The Division of Nutritional Sciences occupies space in Savage/Kinzelberg Hall and Martha Van Renssalaer Hall. The program in Molecular Nutrition is largely housed in Savage/Kinzelberg Hall. The Kinzelberg wing contains three floors of wet laboratory space including cell culture facilities, and the basement floor houses a computing facility and mass spectrometry laboratory. A new metabolic core facility for work with human subjects is located in Martha Van Renssalaer Hall. Graduate student and faculty offices and a graduate reading room are located in the Savage wing near to the laboratory space. Other facilities available for campus-wide use include:

The Cornell Core Transgenic Mouse Facility facilitates the production and study of gain-of-function and loss-of-function transgenic mice on campus. The facility consists of a SPF colony and a Transgenic Core Facility that offers centralized services for nuclear injection of DNA into fertilized oocytes and ES cell injections into blastocysts.

The Biotechnology Resource Center provides automated DNA and peptide synthesis, amino acid analysis and sequencing, computerized protein DNA and RNA sequence analysis, matrix-assisted laser desorption mass spectrometry and fluorescence imaging, confocal microscopy and video microscopy services.

The Microarray Core Facility provides Affymetrix GeneChip array instruments, a custom array system, and related bioinformatics tools, including software for image acquisition and data analysis.

The Cornell Integrated Microscopy Center offers instructional and research services in microscopy and is equipped for light microscopy and electron microscopy.

The Immunopathology and Molecular Pathology Laboratory provides support in immunohistochemical techniques including in situ hybridization and TUNEL assays, and cryosectioning

The Cancer Protein Expression Laboratory provides state-of-the-art equipment for large scale expression and purification of recombinant proteins.

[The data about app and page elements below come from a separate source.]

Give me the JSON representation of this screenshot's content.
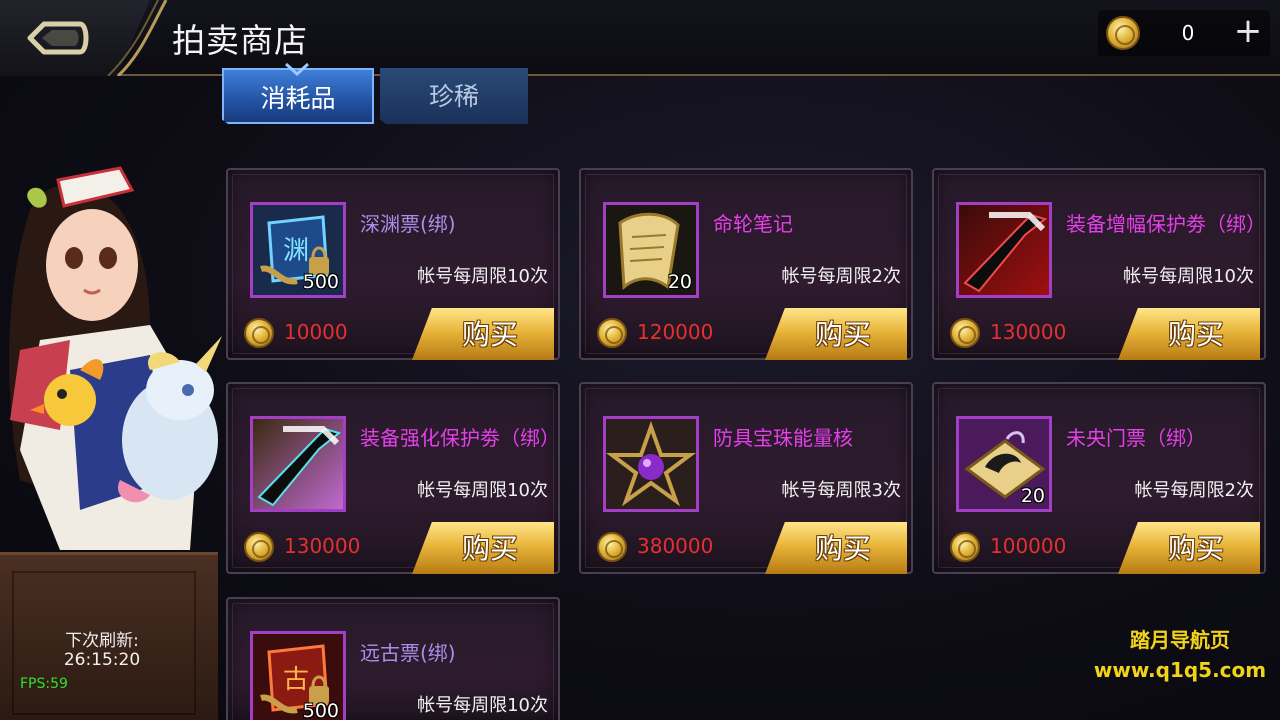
{
  "header": {
    "title": "拍卖商店",
    "currency_value": "0",
    "add_label": "+"
  },
  "tabs": [
    {
      "label": "消耗品",
      "active": true
    },
    {
      "label": "珍稀",
      "active": false
    }
  ],
  "refresh": {
    "label": "下次刷新:",
    "time": "26:15:20"
  },
  "fps": "FPS:59",
  "items": [
    {
      "name": "深渊票(绑)",
      "limit": "帐号每周限10次",
      "price": "10000",
      "qty": "500",
      "icon": "abyss-ticket-icon",
      "buy_label": "购买"
    },
    {
      "name": "命轮笔记",
      "limit": "帐号每周限2次",
      "price": "120000",
      "qty": "20",
      "icon": "scroll-note-icon",
      "buy_label": "购买"
    },
    {
      "name": "装备增幅保护劵（绑）",
      "limit": "帐号每周限10次",
      "price": "130000",
      "qty": "",
      "icon": "amplify-protect-icon",
      "buy_label": "购买"
    },
    {
      "name": "装备强化保护劵（绑）",
      "limit": "帐号每周限10次",
      "price": "130000",
      "qty": "",
      "icon": "enhance-protect-icon",
      "buy_label": "购买"
    },
    {
      "name": "防具宝珠能量核",
      "limit": "帐号每周限3次",
      "price": "380000",
      "qty": "",
      "icon": "star-orb-icon",
      "buy_label": "购买"
    },
    {
      "name": "未央门票（绑）",
      "limit": "帐号每周限2次",
      "price": "100000",
      "qty": "20",
      "icon": "weiyang-ticket-icon",
      "buy_label": "购买"
    },
    {
      "name": "远古票(绑)",
      "limit": "帐号每周限10次",
      "price": "",
      "qty": "500",
      "icon": "ancient-ticket-icon",
      "buy_label": ""
    }
  ],
  "watermark": {
    "title": "踏月导航页",
    "url": "www.q1q5.com"
  },
  "colors": {
    "accent_gold": "#e8b53a",
    "item_name_magenta": "#e43fe8",
    "item_name_lilac": "#a88ee8",
    "price_red": "#e53030",
    "tab_active_blue": "#2f6bc4"
  }
}
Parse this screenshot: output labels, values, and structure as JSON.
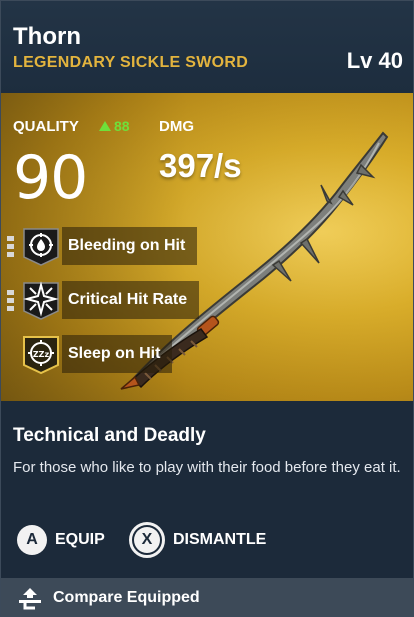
{
  "item": {
    "name": "Thorn",
    "type": "LEGENDARY SICKLE SWORD",
    "level": "Lv 40"
  },
  "stats": {
    "quality_label": "QUALITY",
    "quality_delta": "88",
    "quality_value": "90",
    "dmg_label": "DMG",
    "dmg_value": "397/s"
  },
  "perks": [
    {
      "label": "Bleeding on Hit",
      "icon": "blood-drop-target-icon",
      "pips_filled": 0,
      "pips_total": 3
    },
    {
      "label": "Critical Hit Rate",
      "icon": "critical-burst-icon",
      "pips_filled": 0,
      "pips_total": 3
    },
    {
      "label": "Sleep on Hit",
      "icon": "sleep-target-icon",
      "pips_filled": 0,
      "pips_total": 0
    }
  ],
  "description": {
    "title": "Technical and Deadly",
    "text": "For those who like to play with their food before they eat it."
  },
  "actions": {
    "equip_key": "A",
    "equip_label": "EQUIP",
    "dismantle_key": "X",
    "dismantle_label": "DISMANTLE"
  },
  "footer": {
    "compare_label": "Compare Equipped",
    "compare_icon": "compare-arrow-icon"
  },
  "colors": {
    "accent_gold": "#e3b43e",
    "quality_up": "#6fe03a",
    "panel_bg": "#1c2a3a",
    "footer_bg": "#3d4a58"
  }
}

The Macromolecular Diffraction Facility at the Cornell High Energy Synchrotron Source (MacCHESS) is used by investigators throughout the world for research on novel applications of synchrotron radiation to problems involving physical biochemistry and biomedical research. Its specialties include multiple wavelength anomalous diffraction (MAD), ultrahigh resolution X-ray diffraction and the development of new apparatus and techniques.

The Cornell Theory Center provides high-performance computing resources to advance and facilitate research in a broad spectrum of scientific and engineering fields at Cornell. Its Computational Biology Service Unit group provides software and hardware support for computational biology applications as well as assistance in the design and implementation of computational solutions.


For information about graduate study in Molecular Nutrition at Cornell, contact:

Cornell Molecular Nutrition Program
Field of Nutrition Graduate Admissions Committee
c/o DoraLee Knuppenburg
B19 Savage Hall
Cornell University
Ithaca, NY 14853-6301

Telephone: (607) 255-2628
Fax: (607) 255-1033

E-mail: dmw1@cornell.edu